New York Knicks
The Knicks are always up for something wild, and trading for Westbrook could be that move. For one thing, they have the contracts to match it. For two, unlike Indiana or Charlotte, who would almost certainly buy Westbrook’s contract, the Knicks might be crazy enough to play him.
Setting up the trade is relatively simple. Pick a combination of Julius Randle ($26.1 million payer in 2022-23), Evan Fournier ($18 million), Derrick Rose ($14.5 million) and Alec Burks ($10 million) that puts you in the ballpark of Westbrook’s $47 million and it’s pretty much set.
the Lakers I’ve been after Rose for a long time., and could see his addition as a positive, even though he’s a 33-year-old point guard who can’t shoot. Randle’s acquisition would only come after some awkward apologies and/or “forgive and forget” acknowledgments. considering how things turned out in his first term in Los Angeles too (do you notice a trend here?). Fournier and Burks would be wings the team was sorely lacking this season, though the former would come on a much longer contract than the latter.
In reality, this would just be an instance of two teams exchanging problems. The Lakers and the Knicks had conversations of some kind during the trade deadline, though they almost certainly didn’t include Westbrook or probably a lot of the players who would need to be included in this deal to make it work financially. But there is a relationship established there.
For the Lakers, it’s shuffling the deck, turning one really bad contract into multiple bad contracts in the hope that a change of scenery will lead to more production from acquired players or smaller contracts will be easier to move. For the Knicks, the motivations are similar: trade players who didn’t work out for one who’s only under a one-year deal and allow another restart next summer while maybe putting some butts in the seats in the interim.
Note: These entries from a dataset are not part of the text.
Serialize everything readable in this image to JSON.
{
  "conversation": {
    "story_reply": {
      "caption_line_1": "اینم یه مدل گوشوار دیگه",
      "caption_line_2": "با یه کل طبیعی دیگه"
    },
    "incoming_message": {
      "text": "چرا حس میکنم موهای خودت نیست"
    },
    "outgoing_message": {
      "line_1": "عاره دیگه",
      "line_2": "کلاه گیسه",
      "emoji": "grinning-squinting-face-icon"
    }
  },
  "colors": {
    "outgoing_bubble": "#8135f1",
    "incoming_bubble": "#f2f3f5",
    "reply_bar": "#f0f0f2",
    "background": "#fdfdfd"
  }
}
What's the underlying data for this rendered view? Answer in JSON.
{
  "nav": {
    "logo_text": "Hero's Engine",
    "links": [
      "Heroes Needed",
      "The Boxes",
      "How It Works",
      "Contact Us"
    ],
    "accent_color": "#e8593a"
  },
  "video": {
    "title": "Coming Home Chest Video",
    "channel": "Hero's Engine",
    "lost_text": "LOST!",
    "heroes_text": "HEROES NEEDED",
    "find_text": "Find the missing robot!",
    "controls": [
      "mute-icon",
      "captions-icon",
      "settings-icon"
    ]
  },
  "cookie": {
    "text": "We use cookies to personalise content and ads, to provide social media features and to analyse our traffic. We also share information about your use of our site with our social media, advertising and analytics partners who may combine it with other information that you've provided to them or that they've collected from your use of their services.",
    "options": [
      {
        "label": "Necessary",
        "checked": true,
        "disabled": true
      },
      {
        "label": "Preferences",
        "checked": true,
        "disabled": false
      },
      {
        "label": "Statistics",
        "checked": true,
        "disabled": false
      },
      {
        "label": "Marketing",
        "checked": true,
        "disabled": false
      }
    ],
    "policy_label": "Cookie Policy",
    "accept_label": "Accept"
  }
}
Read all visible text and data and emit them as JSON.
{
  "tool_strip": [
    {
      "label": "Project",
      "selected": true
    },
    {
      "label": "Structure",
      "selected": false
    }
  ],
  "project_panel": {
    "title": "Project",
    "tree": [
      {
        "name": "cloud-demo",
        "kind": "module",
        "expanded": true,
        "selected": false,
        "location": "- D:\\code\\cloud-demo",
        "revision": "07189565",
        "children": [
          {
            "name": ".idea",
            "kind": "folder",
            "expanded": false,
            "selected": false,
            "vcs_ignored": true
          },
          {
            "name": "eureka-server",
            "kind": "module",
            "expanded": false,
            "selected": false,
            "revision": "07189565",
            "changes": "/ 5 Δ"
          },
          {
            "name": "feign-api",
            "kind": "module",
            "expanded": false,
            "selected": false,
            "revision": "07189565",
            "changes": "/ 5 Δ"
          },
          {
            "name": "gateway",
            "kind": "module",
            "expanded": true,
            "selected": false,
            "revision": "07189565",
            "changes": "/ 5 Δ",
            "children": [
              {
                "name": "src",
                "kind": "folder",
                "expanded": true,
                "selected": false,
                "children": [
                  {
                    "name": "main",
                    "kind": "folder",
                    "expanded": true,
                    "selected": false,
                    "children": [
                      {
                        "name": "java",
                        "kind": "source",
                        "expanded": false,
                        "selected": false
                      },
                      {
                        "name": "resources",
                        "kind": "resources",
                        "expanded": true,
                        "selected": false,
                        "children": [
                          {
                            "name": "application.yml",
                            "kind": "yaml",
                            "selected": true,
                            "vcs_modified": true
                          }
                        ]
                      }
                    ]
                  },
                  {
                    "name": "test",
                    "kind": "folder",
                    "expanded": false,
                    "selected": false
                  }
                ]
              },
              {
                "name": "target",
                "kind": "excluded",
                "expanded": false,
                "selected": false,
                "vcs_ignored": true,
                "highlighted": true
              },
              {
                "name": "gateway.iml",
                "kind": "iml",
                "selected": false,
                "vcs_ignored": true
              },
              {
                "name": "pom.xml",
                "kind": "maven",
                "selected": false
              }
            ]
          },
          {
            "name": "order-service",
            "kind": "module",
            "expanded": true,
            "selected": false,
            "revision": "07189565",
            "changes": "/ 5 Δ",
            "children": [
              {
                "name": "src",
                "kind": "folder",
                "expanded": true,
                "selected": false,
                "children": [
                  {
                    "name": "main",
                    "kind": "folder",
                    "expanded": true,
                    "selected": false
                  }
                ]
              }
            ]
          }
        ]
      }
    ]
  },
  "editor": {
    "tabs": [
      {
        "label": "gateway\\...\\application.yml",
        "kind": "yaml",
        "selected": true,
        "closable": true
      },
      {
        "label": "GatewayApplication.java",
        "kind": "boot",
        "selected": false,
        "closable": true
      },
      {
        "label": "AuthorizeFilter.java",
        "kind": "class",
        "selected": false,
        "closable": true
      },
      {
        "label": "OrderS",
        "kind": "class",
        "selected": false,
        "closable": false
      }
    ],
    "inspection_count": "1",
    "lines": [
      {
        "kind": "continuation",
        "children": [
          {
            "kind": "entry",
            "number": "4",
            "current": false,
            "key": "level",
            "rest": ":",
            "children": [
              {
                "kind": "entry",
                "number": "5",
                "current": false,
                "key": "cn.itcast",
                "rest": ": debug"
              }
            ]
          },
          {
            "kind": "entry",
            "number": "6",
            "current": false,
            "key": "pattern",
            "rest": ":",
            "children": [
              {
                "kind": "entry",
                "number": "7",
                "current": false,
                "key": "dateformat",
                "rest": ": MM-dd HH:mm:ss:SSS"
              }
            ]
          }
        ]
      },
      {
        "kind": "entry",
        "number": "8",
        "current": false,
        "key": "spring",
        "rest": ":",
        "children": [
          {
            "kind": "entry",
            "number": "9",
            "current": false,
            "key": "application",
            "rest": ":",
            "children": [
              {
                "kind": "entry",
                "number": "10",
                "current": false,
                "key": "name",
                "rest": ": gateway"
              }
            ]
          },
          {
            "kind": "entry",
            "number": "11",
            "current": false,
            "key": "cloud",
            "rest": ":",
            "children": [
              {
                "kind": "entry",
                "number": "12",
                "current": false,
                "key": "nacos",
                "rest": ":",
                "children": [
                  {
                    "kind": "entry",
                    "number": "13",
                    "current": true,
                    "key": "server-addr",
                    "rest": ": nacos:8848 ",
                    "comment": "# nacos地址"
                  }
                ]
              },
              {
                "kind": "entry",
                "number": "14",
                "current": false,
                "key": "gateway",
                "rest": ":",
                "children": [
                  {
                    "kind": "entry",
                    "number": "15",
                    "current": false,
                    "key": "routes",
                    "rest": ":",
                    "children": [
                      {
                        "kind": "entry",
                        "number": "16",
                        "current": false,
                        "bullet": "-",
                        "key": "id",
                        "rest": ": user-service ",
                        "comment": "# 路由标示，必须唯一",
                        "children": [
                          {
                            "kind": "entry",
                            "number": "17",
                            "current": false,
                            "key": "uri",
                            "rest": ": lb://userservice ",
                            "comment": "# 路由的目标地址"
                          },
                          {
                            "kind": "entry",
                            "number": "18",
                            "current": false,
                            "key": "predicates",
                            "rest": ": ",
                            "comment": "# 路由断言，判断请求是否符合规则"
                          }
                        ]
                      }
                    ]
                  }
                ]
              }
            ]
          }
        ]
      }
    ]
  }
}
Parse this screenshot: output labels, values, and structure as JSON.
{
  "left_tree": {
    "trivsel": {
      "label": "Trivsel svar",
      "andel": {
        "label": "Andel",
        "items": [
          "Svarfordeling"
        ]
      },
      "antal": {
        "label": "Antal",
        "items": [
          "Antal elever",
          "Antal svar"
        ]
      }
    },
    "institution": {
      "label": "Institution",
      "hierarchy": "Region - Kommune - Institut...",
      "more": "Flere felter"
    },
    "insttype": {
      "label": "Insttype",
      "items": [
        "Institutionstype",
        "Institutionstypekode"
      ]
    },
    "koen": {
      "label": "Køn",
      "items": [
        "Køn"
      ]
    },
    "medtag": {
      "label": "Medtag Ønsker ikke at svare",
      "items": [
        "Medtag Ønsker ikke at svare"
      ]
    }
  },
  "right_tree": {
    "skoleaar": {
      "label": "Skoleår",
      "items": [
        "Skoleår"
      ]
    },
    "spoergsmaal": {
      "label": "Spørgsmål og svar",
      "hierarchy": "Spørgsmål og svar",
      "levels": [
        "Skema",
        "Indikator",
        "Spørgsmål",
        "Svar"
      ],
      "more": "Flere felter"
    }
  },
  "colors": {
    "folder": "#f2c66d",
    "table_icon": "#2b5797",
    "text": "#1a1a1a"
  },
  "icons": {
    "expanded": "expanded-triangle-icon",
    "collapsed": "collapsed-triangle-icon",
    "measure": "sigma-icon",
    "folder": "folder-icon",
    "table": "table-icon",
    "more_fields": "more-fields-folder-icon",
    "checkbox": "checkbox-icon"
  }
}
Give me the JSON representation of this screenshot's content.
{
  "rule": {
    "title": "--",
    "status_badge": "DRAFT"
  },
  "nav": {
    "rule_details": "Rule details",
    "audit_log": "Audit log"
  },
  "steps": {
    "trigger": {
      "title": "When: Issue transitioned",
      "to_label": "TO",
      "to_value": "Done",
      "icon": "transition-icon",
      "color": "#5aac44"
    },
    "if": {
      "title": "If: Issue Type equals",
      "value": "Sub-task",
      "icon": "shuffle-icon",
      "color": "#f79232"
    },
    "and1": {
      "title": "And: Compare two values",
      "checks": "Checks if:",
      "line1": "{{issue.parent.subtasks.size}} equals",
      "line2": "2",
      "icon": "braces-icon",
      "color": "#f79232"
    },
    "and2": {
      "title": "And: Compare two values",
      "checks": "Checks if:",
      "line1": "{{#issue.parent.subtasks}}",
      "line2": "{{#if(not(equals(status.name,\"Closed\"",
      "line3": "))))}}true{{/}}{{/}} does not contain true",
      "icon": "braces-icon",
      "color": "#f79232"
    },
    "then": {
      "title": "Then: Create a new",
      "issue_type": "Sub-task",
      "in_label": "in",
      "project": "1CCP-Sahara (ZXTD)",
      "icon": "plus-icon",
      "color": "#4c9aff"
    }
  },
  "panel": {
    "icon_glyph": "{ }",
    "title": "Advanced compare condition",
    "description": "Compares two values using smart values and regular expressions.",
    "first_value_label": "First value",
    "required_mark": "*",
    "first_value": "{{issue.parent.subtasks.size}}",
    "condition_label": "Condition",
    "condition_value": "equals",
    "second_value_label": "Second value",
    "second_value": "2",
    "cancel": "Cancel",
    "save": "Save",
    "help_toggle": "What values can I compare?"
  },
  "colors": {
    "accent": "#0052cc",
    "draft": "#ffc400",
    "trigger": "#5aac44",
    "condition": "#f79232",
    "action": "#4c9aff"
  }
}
Neither of these trades is ideal, obviously, because there is no ideal Lakers trade for Westbrook that another NBA team would accept. Somehow, the Lakers will take a hit if they want to get rid of Westbrook, it’s just a matter of assessing which hit hurts the least and can help the team win more in the last year they have James. and Davis together.